I agree with that statement. If we hadn’t gotten the 70 degree warm stretch between the two cold stretches I think we’d all be eating more peaches this year. That warm stretch was extensive enough to fatten up those buds.

I planted Madison in the late 70s in Amarillo because of it’s resistance to spring freezes. But it was a mediocre peach and soon got dropped. Of those early freeze tolerant plantings I liked Surecrop and Redskin better. I do think they had some resistance but most yrs it didn’t matter much. I did make a hand full of peaches one yr after two nights in a row at 13F after bloom started.

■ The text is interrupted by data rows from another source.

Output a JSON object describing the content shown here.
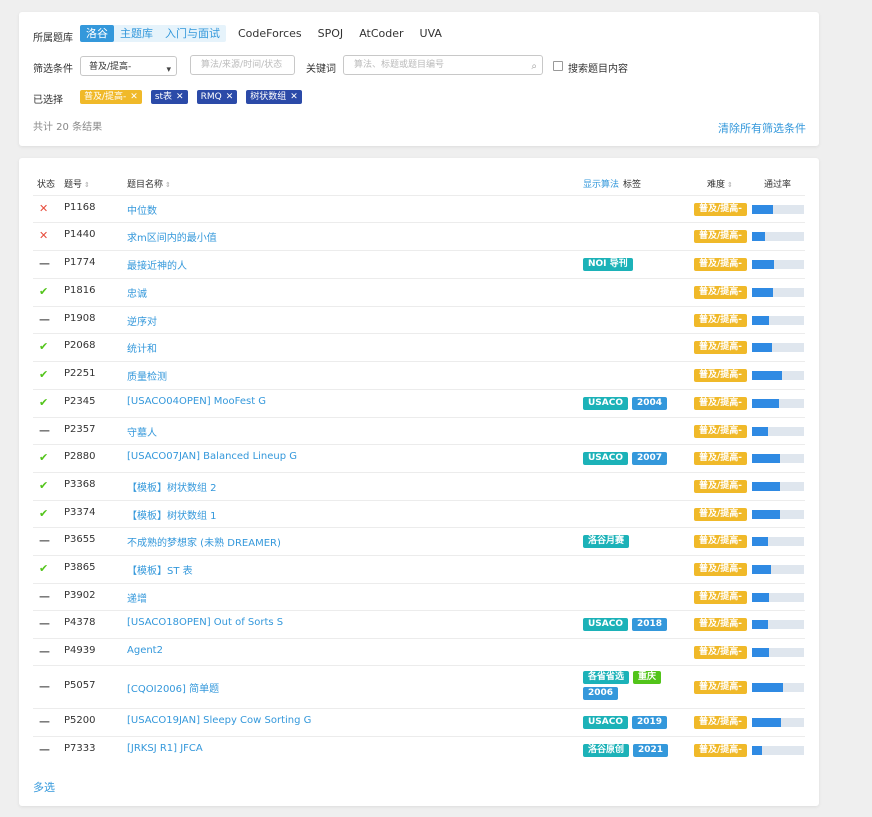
{
  "filter": {
    "source_label": "所属题库",
    "tabs": [
      "洛谷",
      "主题库",
      "入门与面试",
      "CodeForces",
      "SPOJ",
      "AtCoder",
      "UVA"
    ],
    "condition_label": "筛选条件",
    "difficulty_value": "普及/提高-",
    "source_placeholder": "算法/来源/时间/状态",
    "keyword_label": "关键词",
    "keyword_placeholder": "算法、标题或题目编号",
    "search_content_label": "搜索题目内容",
    "selected_label": "已选择",
    "chips": [
      {
        "label": "普及/提高-",
        "color": "#f0b929"
      },
      {
        "label": "st表",
        "color": "#2b4aa8"
      },
      {
        "label": "RMQ",
        "color": "#2b4aa8"
      },
      {
        "label": "树状数组",
        "color": "#2b4aa8"
      }
    ],
    "total": "共计 20 条结果",
    "clear": "清除所有筛选条件"
  },
  "table": {
    "headers": {
      "status": "状态",
      "pid": "题号",
      "title": "题目名称",
      "show_algo": "显示算法",
      "tags": "标签",
      "difficulty": "难度",
      "pass_rate": "通过率"
    },
    "rows": [
      {
        "status": "wrong",
        "pid": "P1168",
        "title": "中位数",
        "tags": [],
        "diff": "普及/提高-",
        "pass": 0.4
      },
      {
        "status": "wrong",
        "pid": "P1440",
        "title": "求m区间内的最小值",
        "tags": [],
        "diff": "普及/提高-",
        "pass": 0.25
      },
      {
        "status": "none",
        "pid": "P1774",
        "title": "最接近神的人",
        "tags": [
          {
            "t": "NOI 导刊",
            "c": "#1cb2b8"
          }
        ],
        "diff": "普及/提高-",
        "pass": 0.42
      },
      {
        "status": "ac",
        "pid": "P1816",
        "title": "忠诚",
        "tags": [],
        "diff": "普及/提高-",
        "pass": 0.4
      },
      {
        "status": "none",
        "pid": "P1908",
        "title": "逆序对",
        "tags": [],
        "diff": "普及/提高-",
        "pass": 0.32
      },
      {
        "status": "ac",
        "pid": "P2068",
        "title": "统计和",
        "tags": [],
        "diff": "普及/提高-",
        "pass": 0.38
      },
      {
        "status": "ac",
        "pid": "P2251",
        "title": "质量检测",
        "tags": [],
        "diff": "普及/提高-",
        "pass": 0.58
      },
      {
        "status": "ac",
        "pid": "P2345",
        "title": "[USACO04OPEN] MooFest G",
        "tags": [
          {
            "t": "USACO",
            "c": "#1cb2b8"
          },
          {
            "t": "2004",
            "c": "#3498db"
          }
        ],
        "diff": "普及/提高-",
        "pass": 0.52
      },
      {
        "status": "none",
        "pid": "P2357",
        "title": "守墓人",
        "tags": [],
        "diff": "普及/提高-",
        "pass": 0.3
      },
      {
        "status": "ac",
        "pid": "P2880",
        "title": "[USACO07JAN] Balanced Lineup G",
        "tags": [
          {
            "t": "USACO",
            "c": "#1cb2b8"
          },
          {
            "t": "2007",
            "c": "#3498db"
          }
        ],
        "diff": "普及/提高-",
        "pass": 0.53
      },
      {
        "status": "ac",
        "pid": "P3368",
        "title": "【模板】树状数组 2",
        "tags": [],
        "diff": "普及/提高-",
        "pass": 0.53
      },
      {
        "status": "ac",
        "pid": "P3374",
        "title": "【模板】树状数组 1",
        "tags": [],
        "diff": "普及/提高-",
        "pass": 0.53
      },
      {
        "status": "none",
        "pid": "P3655",
        "title": "不成熟的梦想家 (未熟 DREAMER)",
        "tags": [
          {
            "t": "洛谷月赛",
            "c": "#1cb2b8"
          }
        ],
        "diff": "普及/提高-",
        "pass": 0.3
      },
      {
        "status": "ac",
        "pid": "P3865",
        "title": "【模板】ST 表",
        "tags": [],
        "diff": "普及/提高-",
        "pass": 0.36
      },
      {
        "status": "none",
        "pid": "P3902",
        "title": "递增",
        "tags": [],
        "diff": "普及/提高-",
        "pass": 0.33
      },
      {
        "status": "none",
        "pid": "P4378",
        "title": "[USACO18OPEN] Out of Sorts S",
        "tags": [
          {
            "t": "USACO",
            "c": "#1cb2b8"
          },
          {
            "t": "2018",
            "c": "#3498db"
          }
        ],
        "diff": "普及/提高-",
        "pass": 0.3
      },
      {
        "status": "none",
        "pid": "P4939",
        "title": "Agent2",
        "tags": [],
        "diff": "普及/提高-",
        "pass": 0.33
      },
      {
        "status": "none",
        "pid": "P5057",
        "title": "[CQOI2006] 简单题",
        "tags": [
          {
            "t": "各省省选",
            "c": "#1cb2b8"
          },
          {
            "t": "重庆",
            "c": "#52c41a"
          },
          {
            "t": "2006",
            "c": "#3498db"
          }
        ],
        "diff": "普及/提高-",
        "pass": 0.6
      },
      {
        "status": "none",
        "pid": "P5200",
        "title": "[USACO19JAN] Sleepy Cow Sorting G",
        "tags": [
          {
            "t": "USACO",
            "c": "#1cb2b8"
          },
          {
            "t": "2019",
            "c": "#3498db"
          }
        ],
        "diff": "普及/提高-",
        "pass": 0.56
      },
      {
        "status": "none",
        "pid": "P7333",
        "title": "[JRKSJ R1] JFCA",
        "tags": [
          {
            "t": "洛谷原创",
            "c": "#1cb2b8"
          },
          {
            "t": "2021",
            "c": "#3498db"
          }
        ],
        "diff": "普及/提高-",
        "pass": 0.2
      }
    ]
  },
  "multi_select": "多选"
}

Yes, I noticed well before the cold that flower buds were fatter than normal for winter time. When they contain too much water the cells are more likely to burst from extreme cold, like an overfull balloon. I assume the flower buds looked fat because their cells contained an unusually high amount of water. I think I now understand why Olpea loses crop in less extreme temps than what usually destroys peach crops here. This is the stuff you can only learn on this forum.